Here are some strategies that may be set in place to prepare your young adult for his/her future (Autism Calgary Association, 2009):
- A personal inventory/profile clarifies the strengths, challenges, and necessary supports that the individual requires. It also provides the individual’s unique characteristics and attributes.
- A career profile lists the individual’s personal strengths, skills, abilities, and interests. It may also include: evaluation reports (IEPs), cognitive testing results, additional assessments (e.g. neuropsychological), functional vocational assessments, and resume and work samples.
- A psycho-educational assessment is a standardized test (like an I.Q. test), of the individual’s cognitive ability. It provides further information of the person’s intellectual strengths and areas of weakness.
The key to remember is to plan ahead and to use available resources and people to develop the best plan possible.
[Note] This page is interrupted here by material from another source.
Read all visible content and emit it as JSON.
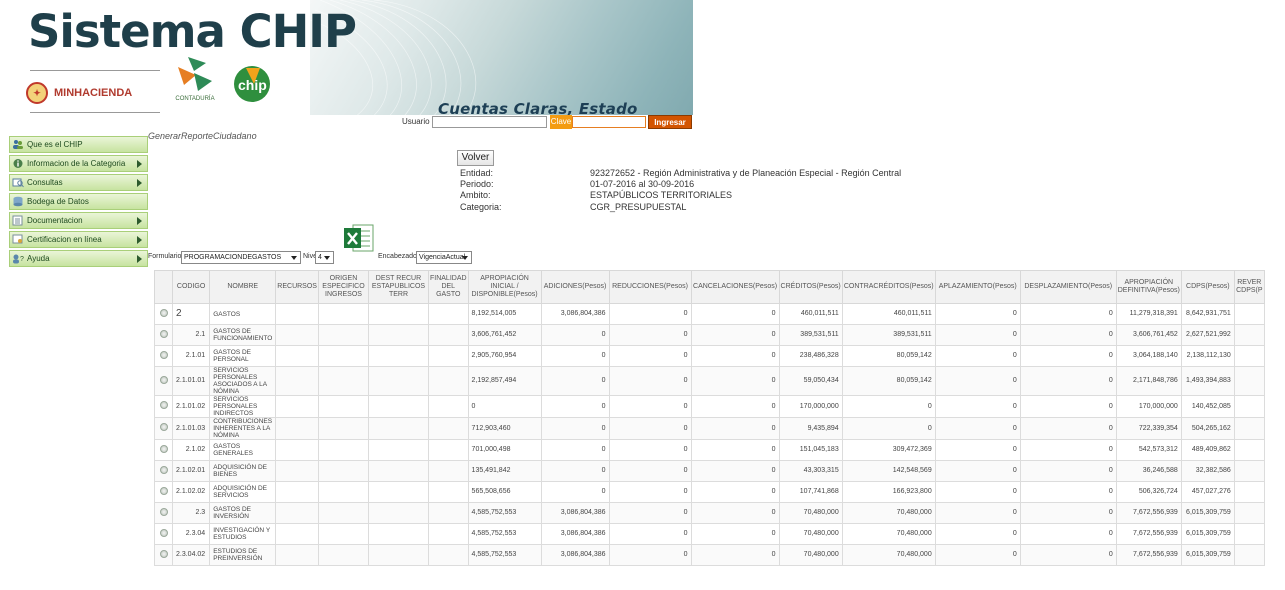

When this is done, possibilities and opportunities are increased for the young adult.